Show each line of the records in which the word "Proassist" occurs.

App and web page records
-- -- --

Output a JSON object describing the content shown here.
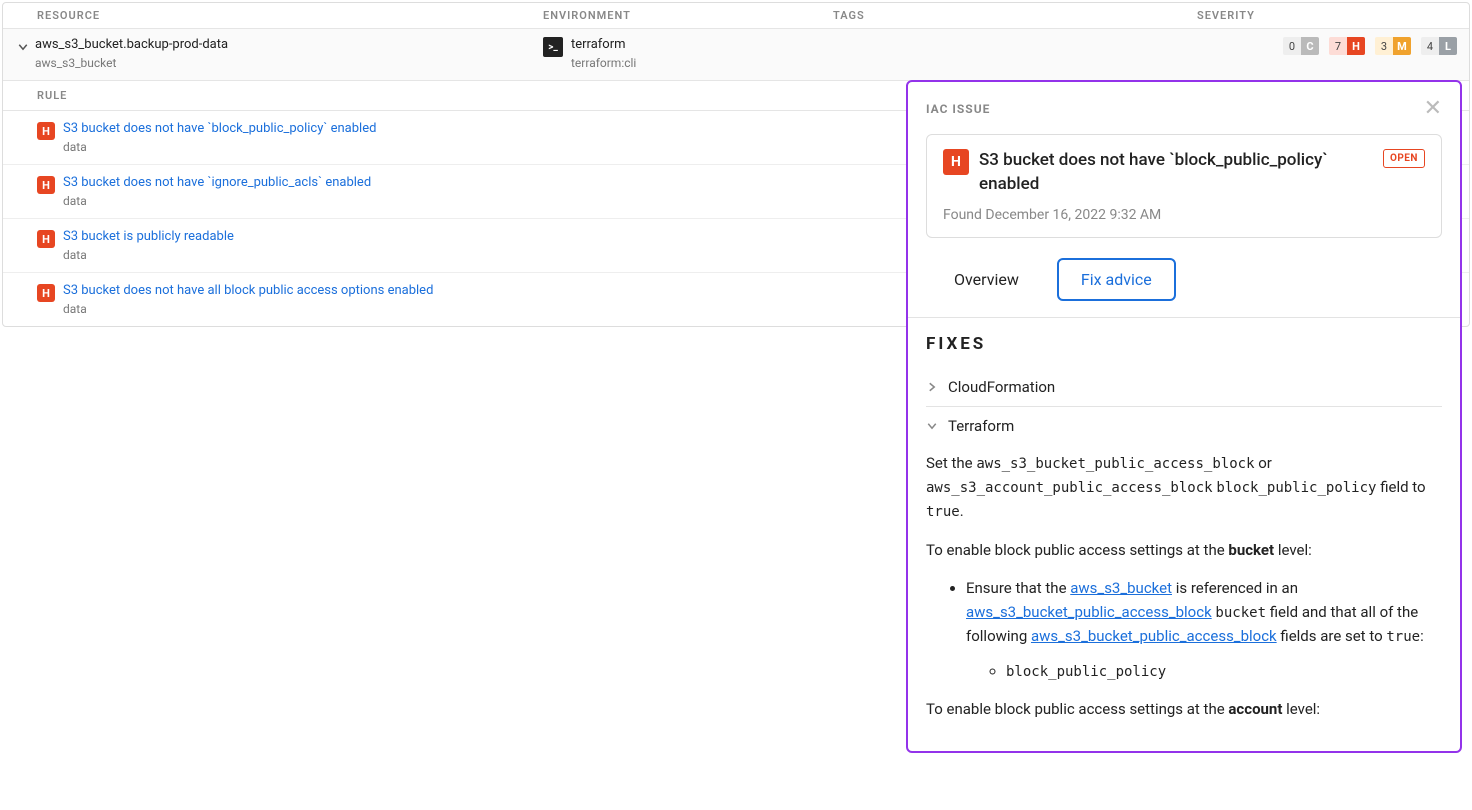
{
  "columns": {
    "resource": "RESOURCE",
    "environment": "ENVIRONMENT",
    "tags": "TAGS",
    "severity": "SEVERITY"
  },
  "resource": {
    "name": "aws_s3_bucket.backup-prod-data",
    "type": "aws_s3_bucket",
    "env_name": "terraform",
    "env_sub": "terraform:cli",
    "severity": {
      "C": "0",
      "H": "7",
      "M": "3",
      "L": "4"
    }
  },
  "rule_header": "RULE",
  "rules": [
    {
      "title": "S3 bucket does not have `block_public_policy` enabled",
      "sub": "data"
    },
    {
      "title": "S3 bucket does not have `ignore_public_acls` enabled",
      "sub": "data"
    },
    {
      "title": "S3 bucket is publicly readable",
      "sub": "data"
    },
    {
      "title": "S3 bucket does not have all block public access options enabled",
      "sub": "data"
    }
  ],
  "panel": {
    "header": "IAC ISSUE",
    "badge": "H",
    "title": "S3 bucket does not have `block_public_policy` enabled",
    "status": "OPEN",
    "found": "Found December 16, 2022 9:32 AM",
    "tab_overview": "Overview",
    "tab_fix": "Fix advice",
    "fixes_title": "FIXES",
    "fix_cf": "CloudFormation",
    "fix_tf": "Terraform",
    "tf_p1_a": "Set the ",
    "tf_p1_c1": "aws_s3_bucket_public_access_block",
    "tf_p1_b": " or ",
    "tf_p1_c2": "aws_s3_account_public_access_block",
    "tf_p1_c": " ",
    "tf_p1_c3": "block_public_policy",
    "tf_p1_d": " field to ",
    "tf_p1_c4": "true",
    "tf_p1_e": ".",
    "tf_p2_a": "To enable block public access settings at the ",
    "tf_p2_b": "bucket",
    "tf_p2_c": " level:",
    "tf_li1_a": "Ensure that the ",
    "tf_li1_l1": "aws_s3_bucket",
    "tf_li1_b": " is referenced in an ",
    "tf_li1_l2": "aws_s3_bucket_public_access_block",
    "tf_li1_c": " ",
    "tf_li1_code1": "bucket",
    "tf_li1_d": " field and that all of the following ",
    "tf_li1_l3": "aws_s3_bucket_public_access_block",
    "tf_li1_e": " fields are set to ",
    "tf_li1_code2": "true",
    "tf_li1_f": ":",
    "tf_subli": "block_public_policy",
    "tf_p3_a": "To enable block public access settings at the ",
    "tf_p3_b": "account",
    "tf_p3_c": " level:"
  }
}
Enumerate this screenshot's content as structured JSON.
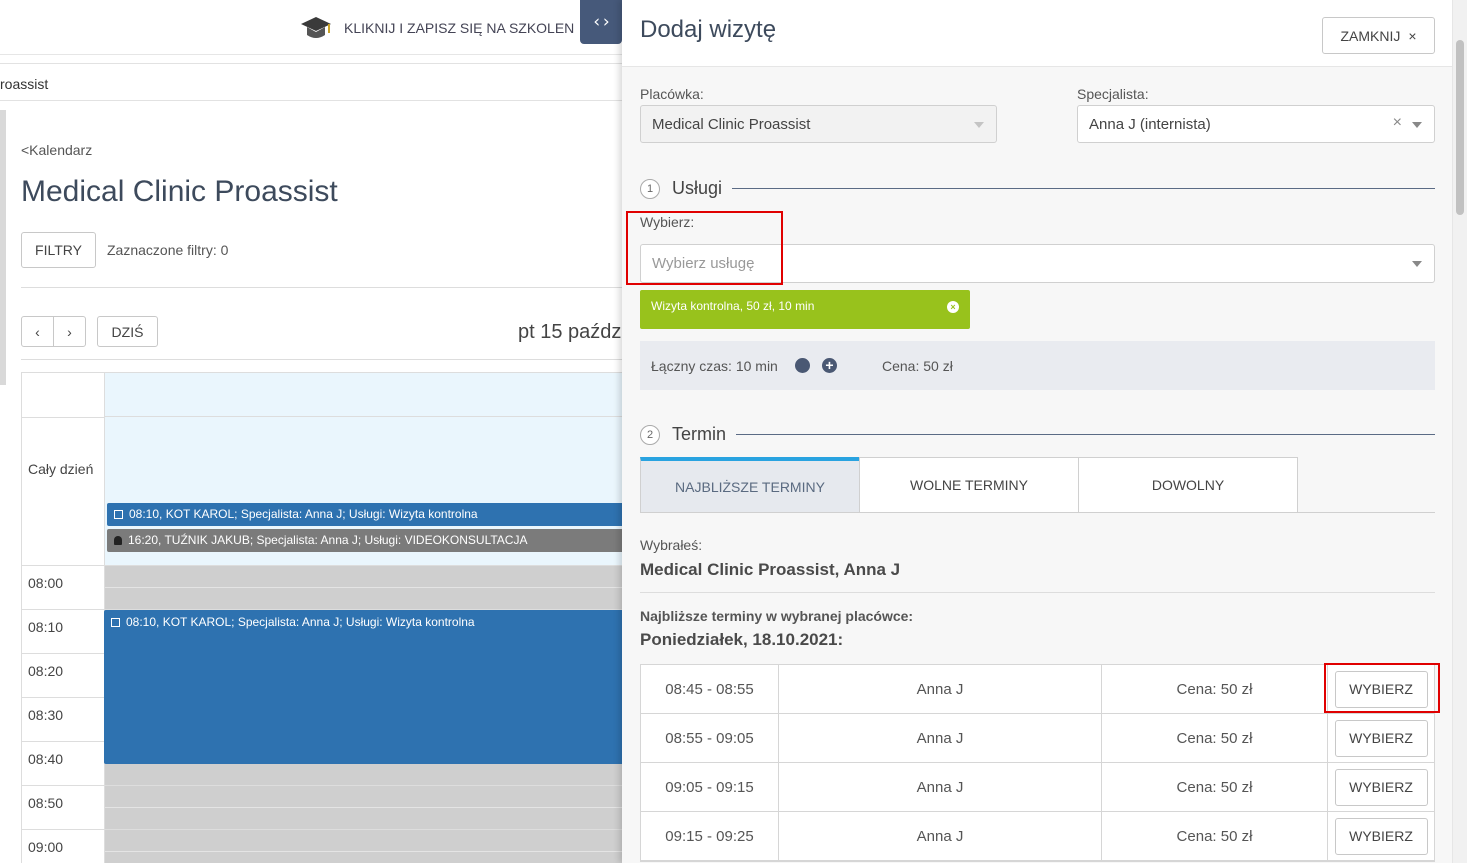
{
  "background": {
    "promo_text": "KLIKNIJ I ZAPISZ SIĘ NA SZKOLEN",
    "subbar_text": "roassist",
    "breadcrumb": "<Kalendarz",
    "clinic_title": "Medical Clinic Proassist",
    "filters_label": "FILTRY",
    "filters_status": "Zaznaczone filtry: 0",
    "prev_icon": "‹",
    "next_icon": "›",
    "today_label": "DZIŚ",
    "date_heading": "pt 15 paźdz",
    "allday_label": "Cały dzień",
    "allday_events": [
      "08:10, KOT KAROL; Specjalista: Anna J; Usługi: Wizyta kontrolna",
      "16:20, TUŹNIK JAKUB; Specjalista: Anna J; Usługi: VIDEOKONSULTACJA"
    ],
    "time_slots": [
      "08:00",
      "08:10",
      "08:20",
      "08:30",
      "08:40",
      "08:50",
      "09:00"
    ],
    "slot_event": "08:10, KOT KAROL; Specjalista: Anna J; Usługi: Wizyta kontrolna",
    "toggle_icon": "‹›"
  },
  "panel": {
    "title": "Dodaj wizytę",
    "close_label": "ZAMKNIJ",
    "close_icon": "×",
    "facility_label": "Placówka:",
    "facility_value": "Medical Clinic Proassist",
    "specialist_label": "Specjalista:",
    "specialist_value": "Anna J (internista)",
    "clear_icon": "×",
    "section1_num": "1",
    "section1_title": "Usługi",
    "choose_label": "Wybierz:",
    "service_placeholder": "Wybierz usługę",
    "selected_service": "Wizyta kontrolna, 50 zł, 10 min",
    "remove_icon": "×",
    "total_time": "Łączny czas: 10 min",
    "plus_icon": "+",
    "total_price": "Cena: 50 zł",
    "section2_num": "2",
    "section2_title": "Termin",
    "tabs": [
      "NAJBLIŻSZE TERMINY",
      "WOLNE TERMINY",
      "DOWOLNY"
    ],
    "chosen_label": "Wybrałeś:",
    "chosen_value": "Medical Clinic Proassist, Anna J",
    "nearest_label": "Najbliższe terminy w wybranej placówce:",
    "day_label": "Poniedziałek, 18.10.2021:",
    "slots": [
      {
        "time": "08:45 - 08:55",
        "doctor": "Anna J",
        "price": "Cena: 50 zł",
        "action": "WYBIERZ"
      },
      {
        "time": "08:55 - 09:05",
        "doctor": "Anna J",
        "price": "Cena: 50 zł",
        "action": "WYBIERZ"
      },
      {
        "time": "09:05 - 09:15",
        "doctor": "Anna J",
        "price": "Cena: 50 zł",
        "action": "WYBIERZ"
      },
      {
        "time": "09:15 - 09:25",
        "doctor": "Anna J",
        "price": "Cena: 50 zł",
        "action": "WYBIERZ"
      }
    ]
  },
  "colors": {
    "accent_blue": "#2e72b0",
    "tag_green": "#98c21c",
    "highlight_red": "#e00000",
    "tab_active_border": "#29a3e0"
  }
}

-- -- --

▸ **ANSWER TO THIS EXERCISE**:
    "clinic_title": "Medical Clinic Proassist",
    "facility_value": "Medical Clinic Proassist",
    "chosen_value": "Medical Clinic Proassist, Anna J",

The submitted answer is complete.